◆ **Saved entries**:
==================================================

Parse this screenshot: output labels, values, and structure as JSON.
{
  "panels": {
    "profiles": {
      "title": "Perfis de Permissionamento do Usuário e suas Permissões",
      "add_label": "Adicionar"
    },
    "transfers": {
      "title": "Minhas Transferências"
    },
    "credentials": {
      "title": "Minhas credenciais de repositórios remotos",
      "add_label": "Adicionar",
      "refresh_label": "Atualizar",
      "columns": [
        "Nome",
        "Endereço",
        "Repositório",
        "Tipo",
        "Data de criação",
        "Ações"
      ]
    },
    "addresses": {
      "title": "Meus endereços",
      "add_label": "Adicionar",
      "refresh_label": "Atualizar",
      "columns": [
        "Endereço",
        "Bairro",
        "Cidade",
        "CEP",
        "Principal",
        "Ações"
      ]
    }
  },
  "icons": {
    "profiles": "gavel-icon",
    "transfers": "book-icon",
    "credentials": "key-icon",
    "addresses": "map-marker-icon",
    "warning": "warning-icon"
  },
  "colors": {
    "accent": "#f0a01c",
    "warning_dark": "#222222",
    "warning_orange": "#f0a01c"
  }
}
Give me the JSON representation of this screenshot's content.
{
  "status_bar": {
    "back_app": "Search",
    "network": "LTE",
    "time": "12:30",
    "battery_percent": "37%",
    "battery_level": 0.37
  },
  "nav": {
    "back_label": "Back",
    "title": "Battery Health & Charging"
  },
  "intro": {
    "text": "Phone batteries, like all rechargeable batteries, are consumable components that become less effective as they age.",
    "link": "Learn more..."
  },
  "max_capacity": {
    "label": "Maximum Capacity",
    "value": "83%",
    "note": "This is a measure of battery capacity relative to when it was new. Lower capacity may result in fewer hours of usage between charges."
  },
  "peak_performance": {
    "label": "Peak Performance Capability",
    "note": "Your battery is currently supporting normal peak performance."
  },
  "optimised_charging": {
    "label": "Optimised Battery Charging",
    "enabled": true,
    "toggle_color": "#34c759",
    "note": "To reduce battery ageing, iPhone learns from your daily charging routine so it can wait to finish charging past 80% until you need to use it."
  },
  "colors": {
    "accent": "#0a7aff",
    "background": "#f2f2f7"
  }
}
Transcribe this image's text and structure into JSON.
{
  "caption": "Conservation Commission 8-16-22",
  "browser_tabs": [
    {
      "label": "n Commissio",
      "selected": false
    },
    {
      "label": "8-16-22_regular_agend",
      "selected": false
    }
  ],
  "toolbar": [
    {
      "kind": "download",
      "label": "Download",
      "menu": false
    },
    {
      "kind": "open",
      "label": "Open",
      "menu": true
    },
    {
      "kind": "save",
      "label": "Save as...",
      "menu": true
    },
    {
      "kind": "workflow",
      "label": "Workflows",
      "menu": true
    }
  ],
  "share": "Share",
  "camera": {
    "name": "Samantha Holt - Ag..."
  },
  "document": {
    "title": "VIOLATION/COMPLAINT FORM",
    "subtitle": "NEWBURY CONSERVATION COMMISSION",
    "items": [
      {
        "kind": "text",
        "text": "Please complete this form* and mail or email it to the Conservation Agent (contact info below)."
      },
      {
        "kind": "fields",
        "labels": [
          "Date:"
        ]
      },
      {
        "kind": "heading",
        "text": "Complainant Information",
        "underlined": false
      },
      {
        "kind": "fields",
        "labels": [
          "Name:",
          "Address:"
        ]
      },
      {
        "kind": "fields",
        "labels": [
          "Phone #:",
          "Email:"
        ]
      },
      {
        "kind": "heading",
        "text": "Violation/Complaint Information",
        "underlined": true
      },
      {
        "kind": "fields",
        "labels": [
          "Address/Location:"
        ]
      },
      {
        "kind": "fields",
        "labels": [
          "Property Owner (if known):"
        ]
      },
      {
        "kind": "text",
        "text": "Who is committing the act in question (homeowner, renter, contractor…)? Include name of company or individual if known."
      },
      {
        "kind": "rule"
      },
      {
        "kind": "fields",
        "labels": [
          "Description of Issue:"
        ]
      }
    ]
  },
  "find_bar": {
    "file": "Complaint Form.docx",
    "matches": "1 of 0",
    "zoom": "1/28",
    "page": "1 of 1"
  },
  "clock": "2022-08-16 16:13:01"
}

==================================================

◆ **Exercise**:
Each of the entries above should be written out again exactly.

◆ **Result for this exercise**:
Parse this screenshot: output labels, values, and structure as JSON.
{
  "panels": {
    "profiles": {
      "title": "Perfis de Permissionamento do Usuário e suas Permissões",
      "add_label": "Adicionar"
    },
    "transfers": {
      "title": "Minhas Transferências"
    },
    "credentials": {
      "title": "Minhas credenciais de repositórios remotos",
      "add_label": "Adicionar",
      "refresh_label": "Atualizar",
      "columns": [
        "Nome",
        "Endereço",
        "Repositório",
        "Tipo",
        "Data de criação",
        "Ações"
      ]
    },
    "addresses": {
      "title": "Meus endereços",
      "add_label": "Adicionar",
      "refresh_label": "Atualizar",
      "columns": [
        "Endereço",
        "Bairro",
        "Cidade",
        "CEP",
        "Principal",
        "Ações"
      ]
    }
  },
  "icons": {
    "profiles": "gavel-icon",
    "transfers": "book-icon",
    "credentials": "key-icon",
    "addresses": "map-marker-icon",
    "warning": "warning-icon"
  },
  "colors": {
    "accent": "#f0a01c",
    "warning_dark": "#222222",
    "warning_orange": "#f0a01c"
  }
}
Give me the JSON representation of this screenshot's content.
{
  "status_bar": {
    "back_app": "Search",
    "network": "LTE",
    "time": "12:30",
    "battery_percent": "37%",
    "battery_level": 0.37
  },
  "nav": {
    "back_label": "Back",
    "title": "Battery Health & Charging"
  },
  "intro": {
    "text": "Phone batteries, like all rechargeable batteries, are consumable components that become less effective as they age.",
    "link": "Learn more..."
  },
  "max_capacity": {
    "label": "Maximum Capacity",
    "value": "83%",
    "note": "This is a measure of battery capacity relative to when it was new. Lower capacity may result in fewer hours of usage between charges."
  },
  "peak_performance": {
    "label": "Peak Performance Capability",
    "note": "Your battery is currently supporting normal peak performance."
  },
  "optimised_charging": {
    "label": "Optimised Battery Charging",
    "enabled": true,
    "toggle_color": "#34c759",
    "note": "To reduce battery ageing, iPhone learns from your daily charging routine so it can wait to finish charging past 80% until you need to use it."
  },
  "colors": {
    "accent": "#0a7aff",
    "background": "#f2f2f7"
  }
}
Transcribe this image's text and structure into JSON.
{
  "caption": "Conservation Commission 8-16-22",
  "browser_tabs": [
    {
      "label": "n Commissio",
      "selected": false
    },
    {
      "label": "8-16-22_regular_agend",
      "selected": false
    }
  ],
  "toolbar": [
    {
      "kind": "download",
      "label": "Download",
      "menu": false
    },
    {
      "kind": "open",
      "label": "Open",
      "menu": true
    },
    {
      "kind": "save",
      "label": "Save as...",
      "menu": true
    },
    {
      "kind": "workflow",
      "label": "Workflows",
      "menu": true
    }
  ],
  "share": "Share",
  "camera": {
    "name": "Samantha Holt - Ag..."
  },
  "document": {
    "title": "VIOLATION/COMPLAINT FORM",
    "subtitle": "NEWBURY CONSERVATION COMMISSION",
    "items": [
      {
        "kind": "text",
        "text": "Please complete this form* and mail or email it to the Conservation Agent (contact info below)."
      },
      {
        "kind": "fields",
        "labels": [
          "Date:"
        ]
      },
      {
        "kind": "heading",
        "text": "Complainant Information",
        "underlined": false
      },
      {
        "kind": "fields",
        "labels": [
          "Name:",
          "Address:"
        ]
      },
      {
        "kind": "fields",
        "labels": [
          "Phone #:",
          "Email:"
        ]
      },
      {
        "kind": "heading",
        "text": "Violation/Complaint Information",
        "underlined": true
      },
      {
        "kind": "fields",
        "labels": [
          "Address/Location:"
        ]
      },
      {
        "kind": "fields",
        "labels": [
          "Property Owner (if known):"
        ]
      },
      {
        "kind": "text",
        "text": "Who is committing the act in question (homeowner, renter, contractor…)? Include name of company or individual if known."
      },
      {
        "kind": "rule"
      },
      {
        "kind": "fields",
        "labels": [
          "Description of Issue:"
        ]
      }
    ]
  },
  "find_bar": {
    "file": "Complaint Form.docx",
    "matches": "1 of 0",
    "zoom": "1/28",
    "page": "1 of 1"
  },
  "clock": "2022-08-16 16:13:01"
}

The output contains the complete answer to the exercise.